::: EXCERPTED DATA :::

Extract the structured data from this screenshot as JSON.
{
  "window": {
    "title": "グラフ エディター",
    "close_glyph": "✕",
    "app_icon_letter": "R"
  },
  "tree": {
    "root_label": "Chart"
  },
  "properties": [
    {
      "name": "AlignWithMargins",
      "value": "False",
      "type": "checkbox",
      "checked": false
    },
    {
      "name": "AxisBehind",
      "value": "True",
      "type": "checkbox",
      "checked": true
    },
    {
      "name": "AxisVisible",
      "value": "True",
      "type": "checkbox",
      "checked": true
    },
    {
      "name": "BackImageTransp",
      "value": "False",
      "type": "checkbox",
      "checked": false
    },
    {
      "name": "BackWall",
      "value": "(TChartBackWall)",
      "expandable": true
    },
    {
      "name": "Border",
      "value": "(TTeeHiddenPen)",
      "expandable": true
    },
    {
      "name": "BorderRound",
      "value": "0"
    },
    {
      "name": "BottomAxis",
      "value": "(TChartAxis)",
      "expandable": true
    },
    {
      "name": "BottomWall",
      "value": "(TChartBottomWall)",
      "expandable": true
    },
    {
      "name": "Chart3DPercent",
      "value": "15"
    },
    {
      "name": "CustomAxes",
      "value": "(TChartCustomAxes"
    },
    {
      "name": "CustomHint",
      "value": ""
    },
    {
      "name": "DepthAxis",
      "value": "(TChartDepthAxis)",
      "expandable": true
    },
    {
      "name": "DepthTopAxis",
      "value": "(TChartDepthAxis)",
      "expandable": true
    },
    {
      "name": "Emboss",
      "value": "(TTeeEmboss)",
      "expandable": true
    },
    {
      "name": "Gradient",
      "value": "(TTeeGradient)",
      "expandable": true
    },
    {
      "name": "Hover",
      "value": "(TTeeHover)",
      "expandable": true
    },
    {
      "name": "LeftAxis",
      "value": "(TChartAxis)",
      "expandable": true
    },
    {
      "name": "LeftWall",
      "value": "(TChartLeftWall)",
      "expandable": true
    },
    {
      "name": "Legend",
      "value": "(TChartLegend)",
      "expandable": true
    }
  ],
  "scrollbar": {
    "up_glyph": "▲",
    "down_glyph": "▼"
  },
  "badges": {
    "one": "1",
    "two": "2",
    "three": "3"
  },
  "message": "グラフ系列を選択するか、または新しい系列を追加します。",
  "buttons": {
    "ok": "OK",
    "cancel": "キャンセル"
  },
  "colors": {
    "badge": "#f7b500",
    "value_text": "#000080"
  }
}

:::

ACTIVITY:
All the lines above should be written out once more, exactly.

THE COMPLETED TASK:
Extract the structured data from this screenshot as JSON.
{
  "window": {
    "title": "グラフ エディター",
    "close_glyph": "✕",
    "app_icon_letter": "R"
  },
  "tree": {
    "root_label": "Chart"
  },
  "properties": [
    {
      "name": "AlignWithMargins",
      "value": "False",
      "type": "checkbox",
      "checked": false
    },
    {
      "name": "AxisBehind",
      "value": "True",
      "type": "checkbox",
      "checked": true
    },
    {
      "name": "AxisVisible",
      "value": "True",
      "type": "checkbox",
      "checked": true
    },
    {
      "name": "BackImageTransp",
      "value": "False",
      "type": "checkbox",
      "checked": false
    },
    {
      "name": "BackWall",
      "value": "(TChartBackWall)",
      "expandable": true
    },
    {
      "name": "Border",
      "value": "(TTeeHiddenPen)",
      "expandable": true
    },
    {
      "name": "BorderRound",
      "value": "0"
    },
    {
      "name": "BottomAxis",
      "value": "(TChartAxis)",
      "expandable": true
    },
    {
      "name": "BottomWall",
      "value": "(TChartBottomWall)",
      "expandable": true
    },
    {
      "name": "Chart3DPercent",
      "value": "15"
    },
    {
      "name": "CustomAxes",
      "value": "(TChartCustomAxes"
    },
    {
      "name": "CustomHint",
      "value": ""
    },
    {
      "name": "DepthAxis",
      "value": "(TChartDepthAxis)",
      "expandable": true
    },
    {
      "name": "DepthTopAxis",
      "value": "(TChartDepthAxis)",
      "expandable": true
    },
    {
      "name": "Emboss",
      "value": "(TTeeEmboss)",
      "expandable": true
    },
    {
      "name": "Gradient",
      "value": "(TTeeGradient)",
      "expandable": true
    },
    {
      "name": "Hover",
      "value": "(TTeeHover)",
      "expandable": true
    },
    {
      "name": "LeftAxis",
      "value": "(TChartAxis)",
      "expandable": true
    },
    {
      "name": "LeftWall",
      "value": "(TChartLeftWall)",
      "expandable": true
    },
    {
      "name": "Legend",
      "value": "(TChartLegend)",
      "expandable": true
    }
  ],
  "scrollbar": {
    "up_glyph": "▲",
    "down_glyph": "▼"
  },
  "badges": {
    "one": "1",
    "two": "2",
    "three": "3"
  },
  "message": "グラフ系列を選択するか、または新しい系列を追加します。",
  "buttons": {
    "ok": "OK",
    "cancel": "キャンセル"
  },
  "colors": {
    "badge": "#f7b500",
    "value_text": "#000080"
  }
}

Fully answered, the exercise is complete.